President Barack Obama faces a familiar question as he contemplates airstrikes in Syria: Should Congress have a say in his decision? Obama was barreling toward strikes last summer when he abruptly announced that he first wanted approval from congressional lawmakers.
But Congress balked at Obama's request for a vote and the operation was eventually scrapped. This time around, the White House is suggesting it may not be necessary to get a sign-off from Congress for airstrikes.
While cautioning that Obama has made no final decisions, officials say there is a difference between last year's effort to attack Syria's government in retaliation for chemical weapons use and a bombing campaign against Islamic State militants that is now under consideration.
"What we're talking about now is confronting a terrorist group that has sought safe haven in Syria," White House spokesman Josh Earnest said when asked about the prospect of Obama again seeking congressional authorisation.
"This is a group that poses a threat to Americans in the region and could potentially, down the line, pose a broader threat to American interests and our allies around the globe."
Earlier this month, Obama authorised US airstrikes against Islamic State targets in Iraq. The militants have been moving with ease between Iraq and Syria, effectively blurring the border between the neighboring nations.
Thus far, there has been little clamor among congressional leaders for Obama to seek approval from Capitol Hill before proceeding with military action in Syria. And with the midterm elections just over two months away, lawmakers may be even less inclined to take a politically risky vote on military action.
"I see no reason to come to Congress because, if he does, it'll just become a circus," Democratic Rep. Steve Cohen, said this week.
Still, there are notable members of both parties who are calling for a vote if Obama seeks to move into Syria. Republican Sen. Bob Corker, a frequent critic of the administration's foreign policy, has said Congress should "certainly" authorise any military action in Syria.
Sen. Tim Kaine, a Democrat and White House ally, has also called for a vote on the president's broader strategy for going after the Islamic State group "I am calling for the mission and objectives for this current significant military action against ISIL to be made clear to Congress, the American people, and our men and women in uniform," said Kaine, using one of the acronyms for the militant group. "Congress should vote up or down on it."

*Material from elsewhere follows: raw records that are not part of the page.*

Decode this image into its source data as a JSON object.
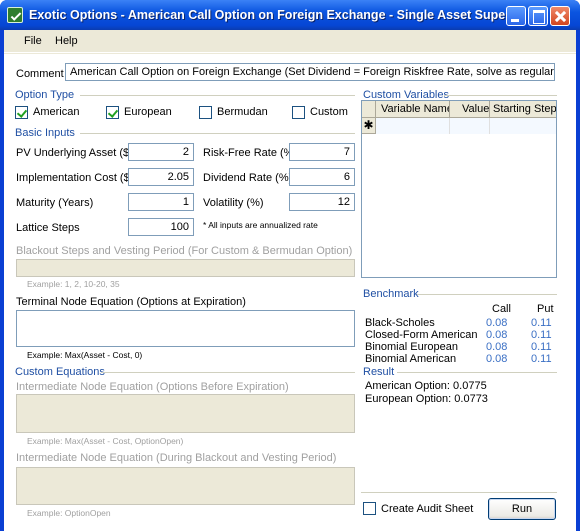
{
  "window": {
    "title": "Exotic Options - American Call Option on Foreign Exchange - Single Asset Super..."
  },
  "menu": {
    "file": "File",
    "help": "Help"
  },
  "comment": {
    "label": "Comment",
    "value": "American Call Option on Foreign Exchange (Set Dividend = Foreign Riskfree Rate, solve as regular options)"
  },
  "option_type": {
    "heading": "Option Type",
    "american": {
      "label": "American",
      "checked": true
    },
    "european": {
      "label": "European",
      "checked": true
    },
    "bermudan": {
      "label": "Bermudan",
      "checked": false
    },
    "custom": {
      "label": "Custom",
      "checked": false
    }
  },
  "basic_inputs": {
    "heading": "Basic Inputs",
    "pv_label": "PV Underlying Asset ($)",
    "pv_value": "2",
    "impl_label": "Implementation Cost ($)",
    "impl_value": "2.05",
    "maturity_label": "Maturity (Years)",
    "maturity_value": "1",
    "lattice_label": "Lattice Steps",
    "lattice_value": "100",
    "rf_label": "Risk-Free Rate (%)",
    "rf_value": "7",
    "div_label": "Dividend Rate (%)",
    "div_value": "6",
    "vol_label": "Volatility (%)",
    "vol_value": "12",
    "note": "* All inputs are annualized rate"
  },
  "blackout": {
    "label": "Blackout Steps and Vesting Period (For Custom & Bermudan Option)",
    "example": "Example: 1, 2, 10-20, 35"
  },
  "terminal": {
    "label": "Terminal Node Equation (Options at Expiration)",
    "example": "Example: Max(Asset - Cost, 0)"
  },
  "custom_equations": {
    "heading": "Custom Equations",
    "intermediate_label": "Intermediate Node Equation (Options Before Expiration)",
    "intermediate_example": "Example: Max(Asset - Cost, OptionOpen)",
    "blackout_label": "Intermediate Node Equation (During Blackout and Vesting Period)",
    "blackout_example": "Example: OptionOpen"
  },
  "custom_variables": {
    "heading": "Custom Variables",
    "columns": [
      "Variable Name",
      "Value",
      "Starting Step"
    ],
    "new_row_marker": "✱"
  },
  "benchmark": {
    "heading": "Benchmark",
    "call_header": "Call",
    "put_header": "Put",
    "rows": [
      {
        "name": "Black-Scholes",
        "call": "0.08",
        "put": "0.11"
      },
      {
        "name": "Closed-Form American",
        "call": "0.08",
        "put": "0.11"
      },
      {
        "name": "Binomial European",
        "call": "0.08",
        "put": "0.11"
      },
      {
        "name": "Binomial American",
        "call": "0.08",
        "put": "0.11"
      }
    ]
  },
  "result": {
    "heading": "Result",
    "american": "American Option: 0.0775",
    "european": "European Option: 0.0773"
  },
  "audit": {
    "label": "Create Audit Sheet",
    "checked": false
  },
  "run": {
    "label": "Run"
  }
}
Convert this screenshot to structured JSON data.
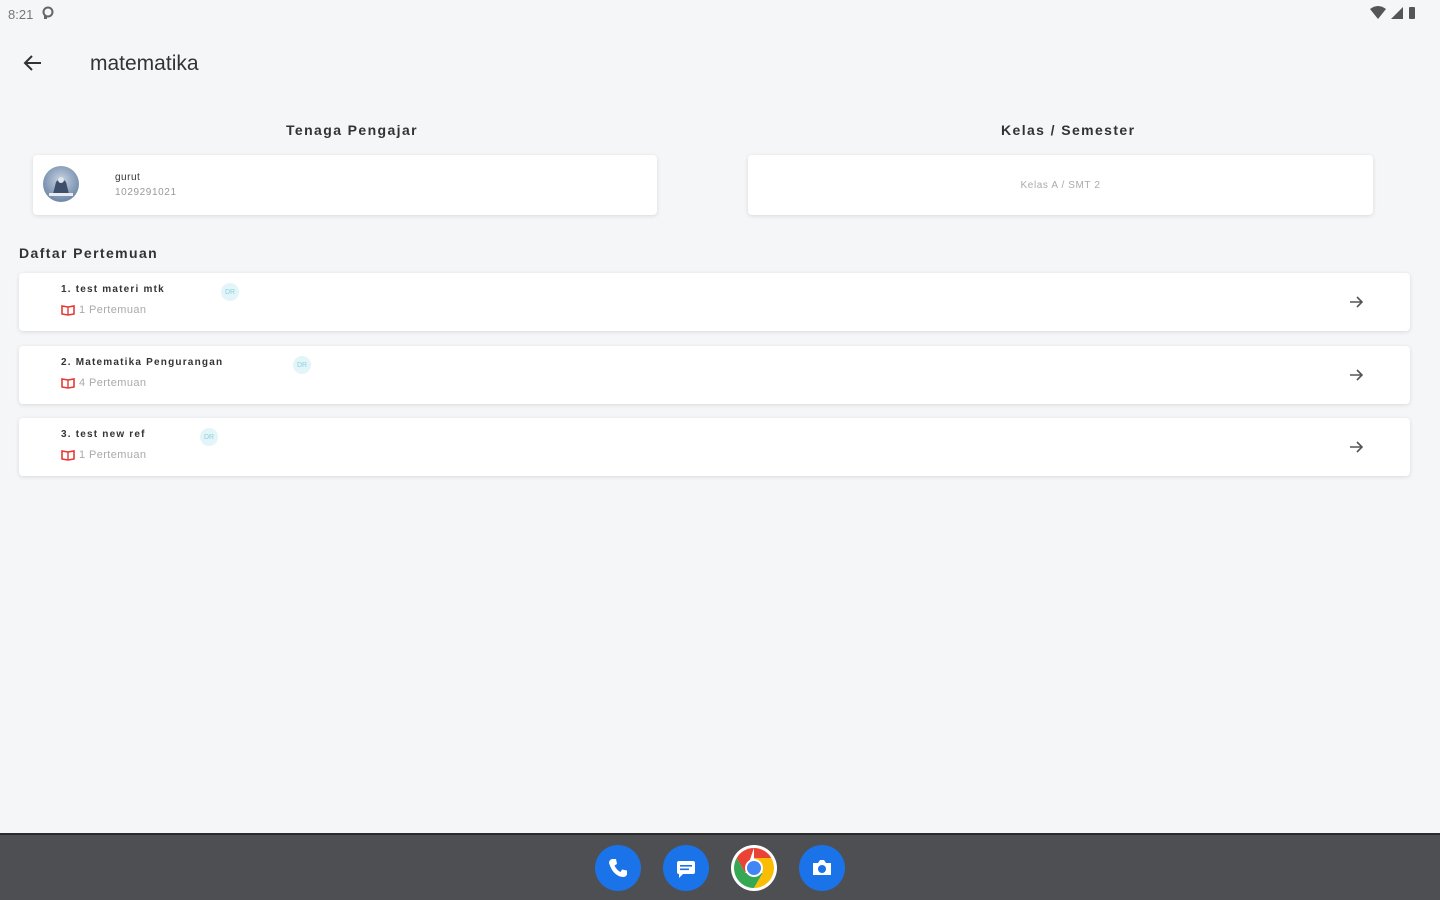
{
  "status_bar": {
    "time": "8:21"
  },
  "app_bar": {
    "title": "matematika"
  },
  "teacher_section": {
    "heading": "Tenaga Pengajar",
    "name": "gurut",
    "id": "1029291021"
  },
  "class_section": {
    "heading": "Kelas / Semester",
    "value": "Kelas A / SMT 2"
  },
  "meetings_section": {
    "heading": "Daftar Pertemuan",
    "items": [
      {
        "title": "1. test materi mtk",
        "badge": "DR",
        "count": "1 Pertemuan"
      },
      {
        "title": "2. Matematika Pengurangan",
        "badge": "DR",
        "count": "4 Pertemuan"
      },
      {
        "title": "3. test new ref",
        "badge": "DR",
        "count": "1 Pertemuan"
      }
    ]
  },
  "colors": {
    "background": "#f5f6f8",
    "accent_icon": "#e53935",
    "badge_bg": "#e3f5f8",
    "nav_bar": "#4e4f52"
  },
  "dock": [
    "phone-icon",
    "messages-icon",
    "chrome-icon",
    "camera-icon"
  ]
}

Obama's surprise decision on Syria last year underscores the degree to which the dynamics in Washington could quickly flip. The president could ultimately decide to seek congressional approval once again, and more lawmakers could demand that he take that step.
Legal experts say Obama would have the authority to launch airstrikes in Syria without congressional approval, though they say his standing would be strengthened if the scope and duration of the attacks were limited.
"The Constitution gives only Congress the power to initiate war," said Ilya Somin, a law professor at George Mason University. "You could argue that a small number of strikes over a small number of days does not constitute a war."
Obama authorised the ongoing strikes in Iraq without congressional approval. The White House offered a trio of justifications for the unilateral action: an imminent threat to American personnel stationed in Iraq, a request for assistance in countering the militants from the Iraqi government and a humanitarian crisis in northern Iraq, where militants had trapped religious minorities.
The military launched three more airstrikes in Iraq on Wednesday, bringing the total number of US strikes to 101 since August 8.
Defense officials say the US is also considering a humanitarian relief operation for Shiite Turkmen in northern Iraq who have been under siege by militants for weeks. While Obama initially resisted going after the Islamic State group in its operating base in Syria, his calculus appears to have shifted after the militants announced that they had killed American journalist James Foley.
The group is threatening to kill other US hostages, including journalist Steven Sotloff, whose mother released a video Wednesday pleading with the captors to release him.
Extending airstrikes into Syria would also require compliance with international law. The clearest basis for military action would be a UN Security Council resolution.
However, Obama is unlikely to get that authorisation, given that Russia, the biggest benefactor of Syrian President Bashar Assad, would probably wield its veto power unless military action were coordinated with the Syrian government.
Some international law experts argue that airstrikes could be justified as a matter of self-defense. Obama could argue that the Islamic State group poses a threat to the US and its allies from inside Syria, whose government is unwilling or unable to stop it.
Anthony Clark Arend, a government and foreign service professor at Georgetown University, said Obama could also argue that he was acting alongside Iraq in the interest of "collective defense."
That theory would posit that the strikes in Syria are an extension of Iraq's request to the US to help it fight the Islamic State group.
Another possibility: Although the US has said it will not coordinate with Assad, the Syrian dictator could give secret, back-channel consent to American attacks.
The US has a similar arrangement with the Pakistani military for US drone strikes there, even though Pakistani officials publicly condemn the American actions.